Civilization hasn’t successfully drawn a moral border at the sanctity of human life itself, but because it needs to put some limit on human behavior, it has, apparently, taken a last stand at the dignity of corpses.
It’s OK to kill your enemy, but not to urinate on him, at least not after he’s dead.
The latest scandal of the war on terror — the release of the video of four Marines urinating on the corpses of two dead Afghanis (“Have a good day, buddy”) — has turned the game of geopolitics downright surreal. Secretary of State Hillary Clinton, exercising code-red damage control, said the men may be guilty of a war crime. Official condemnation of the act has been far swifter and more severe than the routine statements issued by Pentagon spokespersons after the mere bombing of a village and the deaths of disputed numbers of women and children. There were no press releases dismissing the incident because the desecrated Afghanis were insurgents.
It was almost as though, in the game of war, where nothing is sacred except the supremacy of power — winning — this is where power stops and humanity begins: You must respect your enemy’s dead body. It says so right there in the Uniform Code of Military Justice.
However, upon reflection, it seems to me that, in all likelihood, in an era where positive spin is crucial to a successful war effort, the official stand in defense of the dignity of corpses may not be in deference to morality so much as public relations. If skewering the head of one’s enemy on a pike furthered a political end, official “thou shalt not” morality would manage to find a loophole for such behavior (it’s for the greater good), and the nation’s ultimate moral stand would retreat even further into obscurity and irrelevance.
My point is this: Morality is no match for the need to win, for the culture of domination. And the moral bedrock of civilization is nothing but sandstone.
This is not a plea for sterner morality but for a shift away from domination mentality, whether at the personal, the corporate or the geopolitical level — or at least for public awareness of the price we pay when we build a nation around the endless defeat of enemies, real and imagined.

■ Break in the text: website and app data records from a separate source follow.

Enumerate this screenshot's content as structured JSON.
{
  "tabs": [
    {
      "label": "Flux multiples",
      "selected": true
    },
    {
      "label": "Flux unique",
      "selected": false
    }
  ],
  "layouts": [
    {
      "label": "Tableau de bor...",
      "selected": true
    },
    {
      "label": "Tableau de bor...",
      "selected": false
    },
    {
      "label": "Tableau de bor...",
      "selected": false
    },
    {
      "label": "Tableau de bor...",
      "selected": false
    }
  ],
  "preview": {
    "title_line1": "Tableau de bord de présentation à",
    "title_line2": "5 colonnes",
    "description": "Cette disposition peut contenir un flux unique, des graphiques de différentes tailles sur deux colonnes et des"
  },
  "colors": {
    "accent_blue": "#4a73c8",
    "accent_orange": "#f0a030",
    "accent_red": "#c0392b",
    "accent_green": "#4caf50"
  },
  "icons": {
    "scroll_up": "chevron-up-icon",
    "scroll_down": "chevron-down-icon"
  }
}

“When you ask young men to go kill people for a living, it takes a whole lot of effort to rein that in.”
The quote is from a breezy Associated Press story about the urination incident, putting corpse desecration into context. The speaker is a Marine lieutenant “who teaches the law of war to Marines before they are sent off to Afghanistan.” His point is that we shouldn’t judge these men too harshly.
The point is made with more vehemence further down in the story, when the reporters quote a Vietnam vet who sneers at the public’s “naïveté” about war: “I did a hell of a lot worse in Vietnam than urinate on some dead bodies,” he said. “We cut left ears off and wore them around our necks to show we were warriors, and we knew how to get revenge.”
It’s just part of the time-honored tradition of war, from Achilles and Hector onward through the bloodstained millennia. The AP story reads like the shadow version of the speech President Obama gave at Fort Bragg last month, announcing the shutdown of the Iraq operation: “You are part of an unbroken line of heroes spanning two centuries . . .”
When war is merely upcoming — with Iran, for instance — we talk about it with matter-of-fact abstraction and, of course, urgency. Gotta do it now or . . . or . . . Iran will become a member of the nuclear club, and then there will be hell to pay. And then we go to war and there is, indeed, hell to pay, but we pay it with a shrug and the unspoken words: What did you expect? “When you ask young men to go kill people for a living, it takes a whole lot of effort to rein that in.”
Such quotes, however, did not accompany the recent stories about another former Marine, 23-year-old Itzcoatl Ocampo, who served in Iraq in 2008 and was arrested last week for the murders of four homeless men in Anaheim and Yorba Linda, Calif.
Ocampo, by all accounts, suffered not only serious and untreated PTSD related to his military service, but had this condition compounded by poverty. “After he left active duty in 2010, Ocampo returned to Orange County to find his father living under a bridge,” according to a KTLA-TV report. His father was homeless! He loved his father. He started stalking and murdering homeless men — desecrating their corpses with 40 or more stab wounds — and even showed a picture of one of his victims to his father, warning him of the dangers of the street.
The psychology here is over the edge, but “when you ask young men to go kill people for a living . . .”
Let us stop shrugging off the madness of war — and I mean that term literally. We try to contain this madness with crisp rhetoric, discipline and honor codes, but human psychology will have none of that.
As Matthis Chiroux, an Afghan vet and war resister, pointed out recently in an excellent essay, the phenomenon of “war porn” — the photographic record of desecrated corpses — is widespread within the ranks and aggravated by our long, slow defeat in the war on terror: our inability to impose our will on a living enemy. “Historically, defeated or nearly defeated armies have been guilty of some of the most serious atrocities,” Matthis writes.
When the glory of victory eludes us, we can only impose our will on corpses.